Individuals who suffer from alcohol addiction often experience numerous problems in their lives. It frequently becomes so overwhelming that they do not realize that they are not only hurting themselves. Anyone who cares about them and watches the effects of the illness as it takes over their lives is also affected. This may include family members, friends, members of groups or organizations to which they belong, and co-workers, among others. All of these significant others in the person’s life experience the pain of watching the downward spiral of someone close to them, someone they care about, who drinks too much. The greatest suffering of friends and family members is often caused by their inability to find a way to make a difference and help their loved one conquer what is causing them so much harm.
You Can Make a Difference

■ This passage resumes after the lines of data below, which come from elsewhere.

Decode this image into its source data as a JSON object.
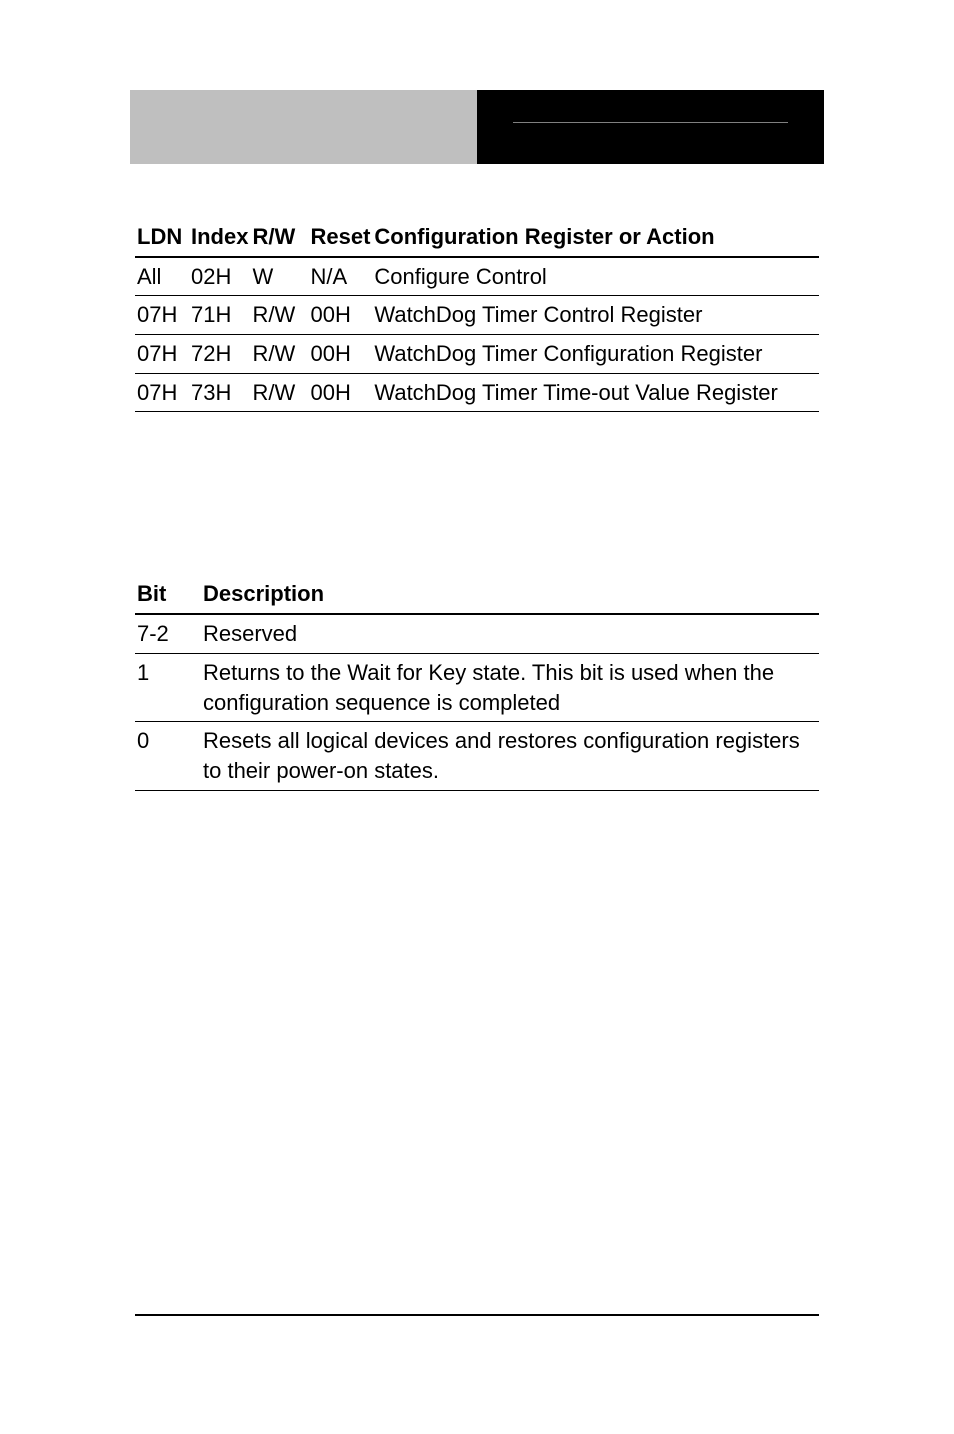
{
  "table1": {
    "headers": {
      "ldn": "LDN",
      "index": "Index",
      "rw": "R/W",
      "reset": "Reset",
      "desc": "Configuration Register or Action"
    },
    "rows": [
      {
        "ldn": "All",
        "index": "02H",
        "rw": "W",
        "reset": "N/A",
        "desc": "Configure Control"
      },
      {
        "ldn": "07H",
        "index": "71H",
        "rw": "R/W",
        "reset": "00H",
        "desc": "WatchDog Timer Control Register"
      },
      {
        "ldn": "07H",
        "index": "72H",
        "rw": "R/W",
        "reset": "00H",
        "desc": "WatchDog Timer Configuration Register"
      },
      {
        "ldn": "07H",
        "index": "73H",
        "rw": "R/W",
        "reset": "00H",
        "desc": "WatchDog Timer Time-out Value Register"
      }
    ]
  },
  "table2": {
    "headers": {
      "bit": "Bit",
      "desc": "Description"
    },
    "rows": [
      {
        "bit": "7-2",
        "desc": "Reserved"
      },
      {
        "bit": "1",
        "desc": "Returns to the Wait for Key state. This bit is used when the configuration sequence is completed"
      },
      {
        "bit": "0",
        "desc": "Resets all logical devices and restores configuration registers to their power-on states."
      }
    ]
  }
}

Multiple research studies have demonstrated that for every individual who is suffering from an alcohol problem, a minimum of four other people in their life are also negatively affected by their actions. Altering the focus regarding the meaning of these consequences, however, would allow us to see that we have a personal interest in helping someone close to us find the path to overcome their alcohol addiction. Frequently, while the individual may not be able to bring themselves to seek treatment on their own behalf, due to the effects of the disease on their brain functioning, decision making, and problems solving abilities, when they learn how much their behavior is hurting others they may be willing to do it for them.
How Can I Help?

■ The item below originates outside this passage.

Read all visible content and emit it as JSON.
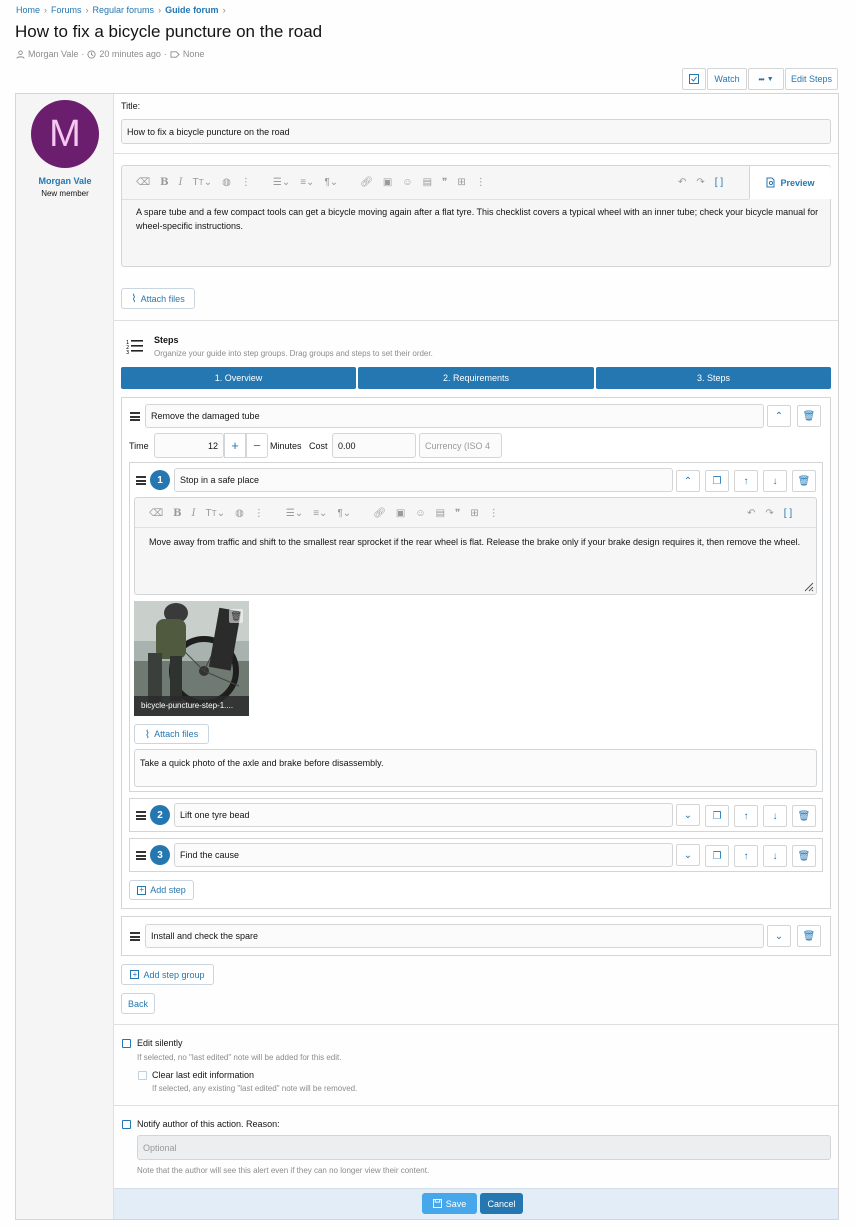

If you think of all the effort, time, and tears, you have invested in trying to get your loved one to stop drinking and come to the conclusion none of this made a difference, you are not alone. Rage, tears, and empty threats will not help your loved one quit using alcohol. Part of the reason is that often, while people do want to help the person with the addiction, they are truly responding from their own emotions, beliefs, and responses, not those of the person with the problem. Remember that it takes a long time for this type of addiction to develop to the point that it is serious enough to affect the individual’s life and the lives of those around them. Additionally, keep in mind that they have come to rely on alcohol for various reasons and from their point of view, it serves important functions in their life. Perhaps they believe they are not able to interact socially without it or perform normally in day-to-day activities due to overwhelming emotions. Over time, when the person realizes you and others in their life will support them through what they perceive to be a terrifying option, they may eventually be willing at least to consider the possibility of intervention. This may seem like chipping away at mortar, but this step is among the hardest for the individual to take and is a sign of enormous progress.
“Helping Someone You Love With Problem Drinking” was written by Lauren N. Hardy, MA, clinical team member from Timberline Knolls.. Lauren has a masters in counseling psychology and several years’ experience as an addiction and mental health research analyst at Vanderbilt University, both of which give her the knowledge and experience to shed light on treatment for alcohol abuse and addiction.
*Image courtesy of Naypong by freedigitalphotos.net